Start of Block

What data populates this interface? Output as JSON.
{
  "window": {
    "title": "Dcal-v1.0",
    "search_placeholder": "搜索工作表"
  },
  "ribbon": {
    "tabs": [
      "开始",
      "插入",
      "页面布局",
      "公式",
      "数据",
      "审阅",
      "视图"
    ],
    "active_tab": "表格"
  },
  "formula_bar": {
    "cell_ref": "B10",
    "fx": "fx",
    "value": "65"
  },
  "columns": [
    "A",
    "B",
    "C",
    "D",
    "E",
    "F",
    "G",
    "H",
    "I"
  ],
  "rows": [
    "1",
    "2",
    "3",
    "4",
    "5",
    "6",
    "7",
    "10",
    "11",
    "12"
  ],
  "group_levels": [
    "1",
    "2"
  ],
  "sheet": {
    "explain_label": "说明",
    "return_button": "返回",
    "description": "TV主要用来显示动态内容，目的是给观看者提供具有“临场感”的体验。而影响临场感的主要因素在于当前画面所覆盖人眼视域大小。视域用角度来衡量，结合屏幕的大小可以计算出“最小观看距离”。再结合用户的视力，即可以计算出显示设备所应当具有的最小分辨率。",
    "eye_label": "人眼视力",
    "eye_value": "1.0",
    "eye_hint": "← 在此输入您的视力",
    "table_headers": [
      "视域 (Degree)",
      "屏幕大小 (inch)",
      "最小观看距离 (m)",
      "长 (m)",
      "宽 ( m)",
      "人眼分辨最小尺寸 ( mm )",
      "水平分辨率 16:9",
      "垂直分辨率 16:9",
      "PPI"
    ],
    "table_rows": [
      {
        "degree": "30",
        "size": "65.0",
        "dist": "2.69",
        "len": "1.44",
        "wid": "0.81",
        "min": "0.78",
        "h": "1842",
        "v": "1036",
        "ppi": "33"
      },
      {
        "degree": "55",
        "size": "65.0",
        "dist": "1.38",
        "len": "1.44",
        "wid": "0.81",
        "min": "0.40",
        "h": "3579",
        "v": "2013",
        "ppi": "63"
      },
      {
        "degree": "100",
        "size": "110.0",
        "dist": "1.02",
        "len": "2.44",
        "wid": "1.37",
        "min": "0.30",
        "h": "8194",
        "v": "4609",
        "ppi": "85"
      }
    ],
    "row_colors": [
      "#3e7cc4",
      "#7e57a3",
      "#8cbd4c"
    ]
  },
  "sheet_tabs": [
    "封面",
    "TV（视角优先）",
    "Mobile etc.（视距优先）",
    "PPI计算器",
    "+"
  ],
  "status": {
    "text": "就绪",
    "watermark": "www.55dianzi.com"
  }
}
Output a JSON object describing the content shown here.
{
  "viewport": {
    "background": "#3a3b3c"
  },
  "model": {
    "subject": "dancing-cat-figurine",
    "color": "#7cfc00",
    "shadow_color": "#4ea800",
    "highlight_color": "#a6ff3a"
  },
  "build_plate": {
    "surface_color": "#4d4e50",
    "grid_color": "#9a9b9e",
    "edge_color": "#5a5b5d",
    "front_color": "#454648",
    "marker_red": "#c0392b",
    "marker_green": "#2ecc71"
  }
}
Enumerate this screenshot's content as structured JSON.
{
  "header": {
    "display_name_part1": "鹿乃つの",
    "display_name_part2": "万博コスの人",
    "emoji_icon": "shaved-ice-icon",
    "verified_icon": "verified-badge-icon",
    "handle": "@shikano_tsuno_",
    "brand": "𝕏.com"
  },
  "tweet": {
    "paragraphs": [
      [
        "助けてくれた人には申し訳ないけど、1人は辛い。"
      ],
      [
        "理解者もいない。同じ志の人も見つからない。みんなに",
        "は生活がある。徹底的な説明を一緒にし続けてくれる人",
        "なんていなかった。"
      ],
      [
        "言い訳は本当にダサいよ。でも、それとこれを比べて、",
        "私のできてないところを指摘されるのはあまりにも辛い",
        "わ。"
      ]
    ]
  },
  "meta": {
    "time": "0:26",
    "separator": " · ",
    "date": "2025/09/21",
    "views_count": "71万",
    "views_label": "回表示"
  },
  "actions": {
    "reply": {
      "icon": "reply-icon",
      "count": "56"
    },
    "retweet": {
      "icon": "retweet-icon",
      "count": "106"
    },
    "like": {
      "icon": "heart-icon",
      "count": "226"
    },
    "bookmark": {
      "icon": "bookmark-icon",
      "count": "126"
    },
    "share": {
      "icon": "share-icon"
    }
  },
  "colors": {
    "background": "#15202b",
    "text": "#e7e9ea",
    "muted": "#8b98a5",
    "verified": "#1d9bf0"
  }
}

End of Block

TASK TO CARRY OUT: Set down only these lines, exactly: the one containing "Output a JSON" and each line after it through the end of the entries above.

RESULT OF THIS TASK:
Output a JSON object describing the content shown here.
{
  "viewport": {
    "background": "#3a3b3c"
  },
  "model": {
    "subject": "dancing-cat-figurine",
    "color": "#7cfc00",
    "shadow_color": "#4ea800",
    "highlight_color": "#a6ff3a"
  },
  "build_plate": {
    "surface_color": "#4d4e50",
    "grid_color": "#9a9b9e",
    "edge_color": "#5a5b5d",
    "front_color": "#454648",
    "marker_red": "#c0392b",
    "marker_green": "#2ecc71"
  }
}
Enumerate this screenshot's content as structured JSON.
{
  "header": {
    "display_name_part1": "鹿乃つの",
    "display_name_part2": "万博コスの人",
    "emoji_icon": "shaved-ice-icon",
    "verified_icon": "verified-badge-icon",
    "handle": "@shikano_tsuno_",
    "brand": "𝕏.com"
  },
  "tweet": {
    "paragraphs": [
      [
        "助けてくれた人には申し訳ないけど、1人は辛い。"
      ],
      [
        "理解者もいない。同じ志の人も見つからない。みんなに",
        "は生活がある。徹底的な説明を一緒にし続けてくれる人",
        "なんていなかった。"
      ],
      [
        "言い訳は本当にダサいよ。でも、それとこれを比べて、",
        "私のできてないところを指摘されるのはあまりにも辛い",
        "わ。"
      ]
    ]
  },
  "meta": {
    "time": "0:26",
    "separator": " · ",
    "date": "2025/09/21",
    "views_count": "71万",
    "views_label": "回表示"
  },
  "actions": {
    "reply": {
      "icon": "reply-icon",
      "count": "56"
    },
    "retweet": {
      "icon": "retweet-icon",
      "count": "106"
    },
    "like": {
      "icon": "heart-icon",
      "count": "226"
    },
    "bookmark": {
      "icon": "bookmark-icon",
      "count": "126"
    },
    "share": {
      "icon": "share-icon"
    }
  },
  "colors": {
    "background": "#15202b",
    "text": "#e7e9ea",
    "muted": "#8b98a5",
    "verified": "#1d9bf0"
  }
}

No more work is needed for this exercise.